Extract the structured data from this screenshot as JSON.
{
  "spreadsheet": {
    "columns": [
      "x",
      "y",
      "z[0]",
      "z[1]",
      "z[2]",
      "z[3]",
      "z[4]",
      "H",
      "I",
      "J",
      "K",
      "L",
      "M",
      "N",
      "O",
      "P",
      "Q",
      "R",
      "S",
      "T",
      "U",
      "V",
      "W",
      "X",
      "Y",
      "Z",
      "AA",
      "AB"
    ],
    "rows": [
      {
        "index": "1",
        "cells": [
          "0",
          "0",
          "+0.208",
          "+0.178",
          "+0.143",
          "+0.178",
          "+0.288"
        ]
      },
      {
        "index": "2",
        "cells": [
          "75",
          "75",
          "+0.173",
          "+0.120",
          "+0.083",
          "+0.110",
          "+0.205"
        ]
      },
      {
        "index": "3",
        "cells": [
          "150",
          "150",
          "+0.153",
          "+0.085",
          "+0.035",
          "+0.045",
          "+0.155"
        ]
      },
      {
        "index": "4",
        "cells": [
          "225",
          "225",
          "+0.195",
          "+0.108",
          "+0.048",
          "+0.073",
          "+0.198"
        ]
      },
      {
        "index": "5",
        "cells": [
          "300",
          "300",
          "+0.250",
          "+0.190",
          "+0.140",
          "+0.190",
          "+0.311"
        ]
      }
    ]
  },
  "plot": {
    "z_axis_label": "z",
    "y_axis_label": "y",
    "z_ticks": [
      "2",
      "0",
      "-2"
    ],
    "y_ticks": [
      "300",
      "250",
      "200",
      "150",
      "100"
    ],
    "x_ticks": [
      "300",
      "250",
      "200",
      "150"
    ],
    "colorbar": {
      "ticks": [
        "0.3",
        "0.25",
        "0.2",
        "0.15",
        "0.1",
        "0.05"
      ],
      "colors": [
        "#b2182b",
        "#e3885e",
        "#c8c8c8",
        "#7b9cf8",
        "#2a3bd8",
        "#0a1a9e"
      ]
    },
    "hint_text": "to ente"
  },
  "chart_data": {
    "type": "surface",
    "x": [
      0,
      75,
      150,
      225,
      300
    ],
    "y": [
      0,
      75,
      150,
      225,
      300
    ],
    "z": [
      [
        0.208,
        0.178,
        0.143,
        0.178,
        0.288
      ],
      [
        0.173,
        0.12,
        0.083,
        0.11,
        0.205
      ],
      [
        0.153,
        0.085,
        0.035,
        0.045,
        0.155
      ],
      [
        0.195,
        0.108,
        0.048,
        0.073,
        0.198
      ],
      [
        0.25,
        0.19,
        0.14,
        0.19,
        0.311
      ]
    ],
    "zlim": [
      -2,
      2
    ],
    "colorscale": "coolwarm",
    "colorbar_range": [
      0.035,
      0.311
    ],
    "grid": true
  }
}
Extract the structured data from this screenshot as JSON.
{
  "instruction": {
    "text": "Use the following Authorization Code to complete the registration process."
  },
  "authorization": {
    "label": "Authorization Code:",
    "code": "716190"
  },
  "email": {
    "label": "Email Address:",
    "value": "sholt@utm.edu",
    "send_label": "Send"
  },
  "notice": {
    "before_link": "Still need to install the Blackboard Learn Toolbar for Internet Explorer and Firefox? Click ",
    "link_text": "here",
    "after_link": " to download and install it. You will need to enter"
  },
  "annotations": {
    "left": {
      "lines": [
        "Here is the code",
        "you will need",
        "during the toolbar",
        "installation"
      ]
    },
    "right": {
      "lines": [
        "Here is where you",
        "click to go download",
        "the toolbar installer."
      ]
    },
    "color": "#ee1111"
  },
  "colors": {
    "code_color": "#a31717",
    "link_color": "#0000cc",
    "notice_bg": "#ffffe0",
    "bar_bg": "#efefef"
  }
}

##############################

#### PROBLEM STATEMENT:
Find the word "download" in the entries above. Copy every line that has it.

#### SOLUTION FOR THIS EXERCISE:
    "after_link": " to download and install it. You will need to enter"
        "click to go download",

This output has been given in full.